**Task objective**
The expected output is each line below containing "Control", copied in full.

**Input data**
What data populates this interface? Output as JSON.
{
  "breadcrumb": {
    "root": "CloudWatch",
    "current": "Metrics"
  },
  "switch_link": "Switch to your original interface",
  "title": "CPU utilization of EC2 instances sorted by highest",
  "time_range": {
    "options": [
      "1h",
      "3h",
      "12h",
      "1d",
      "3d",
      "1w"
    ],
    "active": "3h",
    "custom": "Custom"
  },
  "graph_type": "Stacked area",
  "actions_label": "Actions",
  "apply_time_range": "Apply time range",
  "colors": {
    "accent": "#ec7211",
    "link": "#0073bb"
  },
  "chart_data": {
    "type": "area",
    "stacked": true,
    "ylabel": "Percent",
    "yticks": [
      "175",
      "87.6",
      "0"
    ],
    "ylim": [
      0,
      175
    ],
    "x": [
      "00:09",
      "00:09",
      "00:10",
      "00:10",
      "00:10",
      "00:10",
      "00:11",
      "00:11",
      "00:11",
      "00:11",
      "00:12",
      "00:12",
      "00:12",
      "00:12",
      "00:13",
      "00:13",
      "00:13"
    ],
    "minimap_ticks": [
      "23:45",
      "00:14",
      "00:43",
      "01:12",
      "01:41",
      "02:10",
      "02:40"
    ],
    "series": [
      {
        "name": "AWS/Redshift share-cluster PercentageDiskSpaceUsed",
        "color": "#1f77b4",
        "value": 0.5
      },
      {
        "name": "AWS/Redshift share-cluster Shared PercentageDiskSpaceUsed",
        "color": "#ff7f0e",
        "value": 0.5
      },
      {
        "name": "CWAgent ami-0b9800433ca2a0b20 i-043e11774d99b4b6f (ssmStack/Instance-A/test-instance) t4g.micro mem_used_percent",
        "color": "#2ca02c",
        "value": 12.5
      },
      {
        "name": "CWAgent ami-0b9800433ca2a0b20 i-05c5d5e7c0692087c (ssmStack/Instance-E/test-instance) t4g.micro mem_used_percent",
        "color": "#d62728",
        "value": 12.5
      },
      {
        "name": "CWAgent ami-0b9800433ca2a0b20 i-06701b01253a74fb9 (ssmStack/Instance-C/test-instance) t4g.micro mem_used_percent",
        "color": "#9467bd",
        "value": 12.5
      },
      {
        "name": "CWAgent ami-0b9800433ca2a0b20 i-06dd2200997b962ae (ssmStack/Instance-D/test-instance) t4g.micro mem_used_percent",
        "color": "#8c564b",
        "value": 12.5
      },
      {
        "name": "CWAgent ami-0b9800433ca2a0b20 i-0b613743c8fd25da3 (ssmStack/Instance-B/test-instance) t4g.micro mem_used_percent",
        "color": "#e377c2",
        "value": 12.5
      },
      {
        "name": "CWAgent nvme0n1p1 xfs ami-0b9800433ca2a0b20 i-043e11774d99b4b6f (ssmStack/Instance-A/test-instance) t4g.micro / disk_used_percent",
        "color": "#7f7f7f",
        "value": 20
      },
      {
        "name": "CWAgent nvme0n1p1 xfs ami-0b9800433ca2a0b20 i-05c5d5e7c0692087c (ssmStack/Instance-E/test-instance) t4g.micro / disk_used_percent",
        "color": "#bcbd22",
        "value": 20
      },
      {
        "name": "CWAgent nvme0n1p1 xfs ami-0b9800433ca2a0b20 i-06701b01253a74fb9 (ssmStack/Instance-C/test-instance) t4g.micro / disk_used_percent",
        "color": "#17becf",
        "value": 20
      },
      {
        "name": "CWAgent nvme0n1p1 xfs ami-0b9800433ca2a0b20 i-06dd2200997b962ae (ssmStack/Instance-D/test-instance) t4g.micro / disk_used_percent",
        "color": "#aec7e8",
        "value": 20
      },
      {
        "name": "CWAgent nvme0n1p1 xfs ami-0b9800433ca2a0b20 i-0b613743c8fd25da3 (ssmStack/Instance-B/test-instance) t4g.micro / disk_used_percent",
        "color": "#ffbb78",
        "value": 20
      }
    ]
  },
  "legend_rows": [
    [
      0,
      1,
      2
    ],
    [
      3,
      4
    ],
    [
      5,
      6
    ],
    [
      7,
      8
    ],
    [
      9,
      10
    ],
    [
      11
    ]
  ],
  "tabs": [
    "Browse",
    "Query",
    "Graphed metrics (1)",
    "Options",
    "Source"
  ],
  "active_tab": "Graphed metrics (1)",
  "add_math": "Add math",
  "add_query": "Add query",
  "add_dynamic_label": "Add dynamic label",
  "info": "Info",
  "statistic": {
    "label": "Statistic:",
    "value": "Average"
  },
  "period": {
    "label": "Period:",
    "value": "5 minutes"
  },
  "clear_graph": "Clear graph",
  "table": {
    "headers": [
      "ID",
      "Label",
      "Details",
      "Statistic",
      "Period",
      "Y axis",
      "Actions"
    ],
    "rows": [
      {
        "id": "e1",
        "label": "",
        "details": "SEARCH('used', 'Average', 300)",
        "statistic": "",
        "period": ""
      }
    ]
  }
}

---

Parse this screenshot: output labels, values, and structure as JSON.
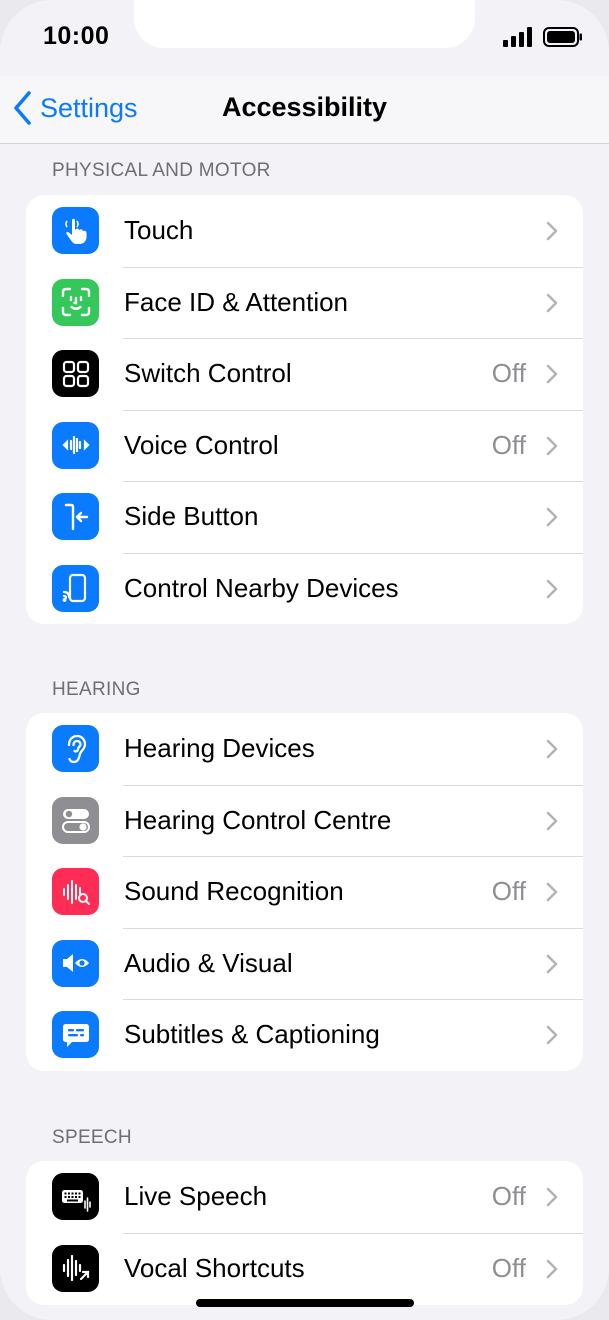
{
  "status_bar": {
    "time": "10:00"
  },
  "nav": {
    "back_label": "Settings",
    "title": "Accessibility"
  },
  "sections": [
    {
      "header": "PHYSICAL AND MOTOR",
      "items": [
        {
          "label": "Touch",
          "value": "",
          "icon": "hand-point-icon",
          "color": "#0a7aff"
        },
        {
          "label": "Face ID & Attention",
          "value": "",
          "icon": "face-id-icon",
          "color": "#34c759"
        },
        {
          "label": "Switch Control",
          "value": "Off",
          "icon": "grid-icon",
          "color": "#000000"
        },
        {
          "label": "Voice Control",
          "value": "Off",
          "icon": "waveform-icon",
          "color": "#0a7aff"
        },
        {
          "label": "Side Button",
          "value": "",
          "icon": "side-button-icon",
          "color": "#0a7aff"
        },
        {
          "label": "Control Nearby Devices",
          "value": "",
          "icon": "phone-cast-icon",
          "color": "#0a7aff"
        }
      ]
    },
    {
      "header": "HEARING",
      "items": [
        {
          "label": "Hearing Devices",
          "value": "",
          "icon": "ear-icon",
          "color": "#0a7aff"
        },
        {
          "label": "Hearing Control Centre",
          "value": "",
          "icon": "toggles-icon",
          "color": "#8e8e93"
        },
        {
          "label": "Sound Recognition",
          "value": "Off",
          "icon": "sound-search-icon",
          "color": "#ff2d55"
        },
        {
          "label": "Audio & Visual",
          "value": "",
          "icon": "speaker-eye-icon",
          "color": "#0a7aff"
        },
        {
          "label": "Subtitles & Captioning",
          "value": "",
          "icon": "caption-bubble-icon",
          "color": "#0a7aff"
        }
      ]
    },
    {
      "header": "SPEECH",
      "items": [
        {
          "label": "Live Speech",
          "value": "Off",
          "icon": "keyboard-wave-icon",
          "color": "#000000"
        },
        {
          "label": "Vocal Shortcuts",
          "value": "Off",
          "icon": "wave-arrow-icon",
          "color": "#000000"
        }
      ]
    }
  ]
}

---

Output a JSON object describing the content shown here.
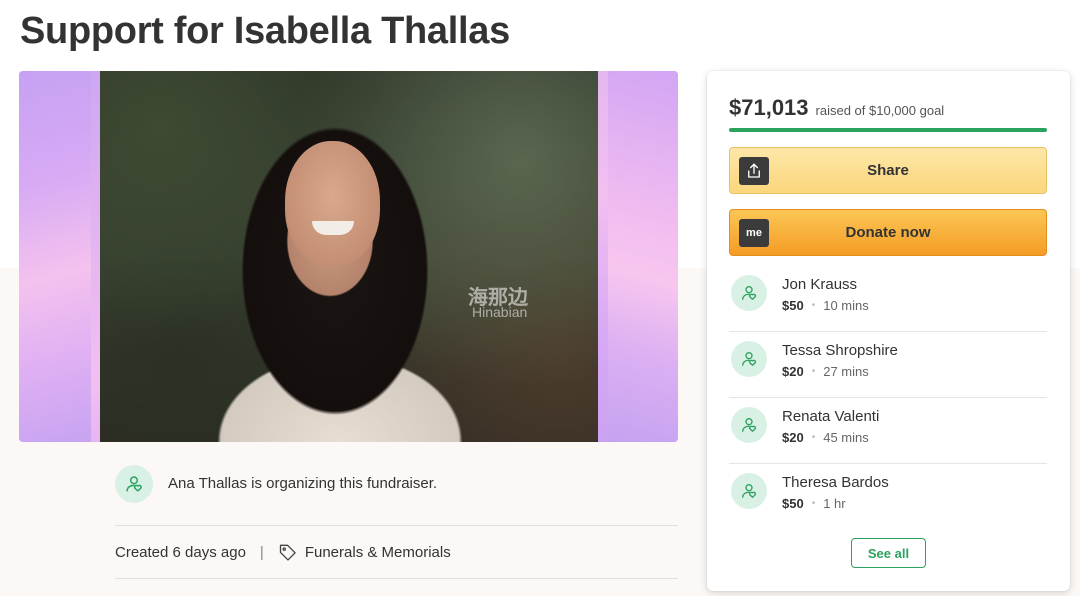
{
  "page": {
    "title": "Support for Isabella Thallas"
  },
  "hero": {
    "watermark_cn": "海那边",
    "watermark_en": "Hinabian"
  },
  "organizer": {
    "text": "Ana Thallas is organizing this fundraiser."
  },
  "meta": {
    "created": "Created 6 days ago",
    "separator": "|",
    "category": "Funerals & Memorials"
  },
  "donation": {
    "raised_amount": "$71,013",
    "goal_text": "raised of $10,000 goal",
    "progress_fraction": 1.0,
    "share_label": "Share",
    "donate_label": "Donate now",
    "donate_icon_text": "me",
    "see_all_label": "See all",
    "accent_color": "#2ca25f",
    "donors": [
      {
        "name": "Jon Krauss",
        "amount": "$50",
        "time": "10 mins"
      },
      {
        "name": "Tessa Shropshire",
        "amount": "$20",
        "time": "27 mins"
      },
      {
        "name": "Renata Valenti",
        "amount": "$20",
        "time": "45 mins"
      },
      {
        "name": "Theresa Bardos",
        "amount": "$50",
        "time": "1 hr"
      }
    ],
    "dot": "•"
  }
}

**Response below**
          "label": "Switch Control",
          "label": "Voice Control",
          "label": "Control Nearby Devices",
          "label": "Hearing Control Centre",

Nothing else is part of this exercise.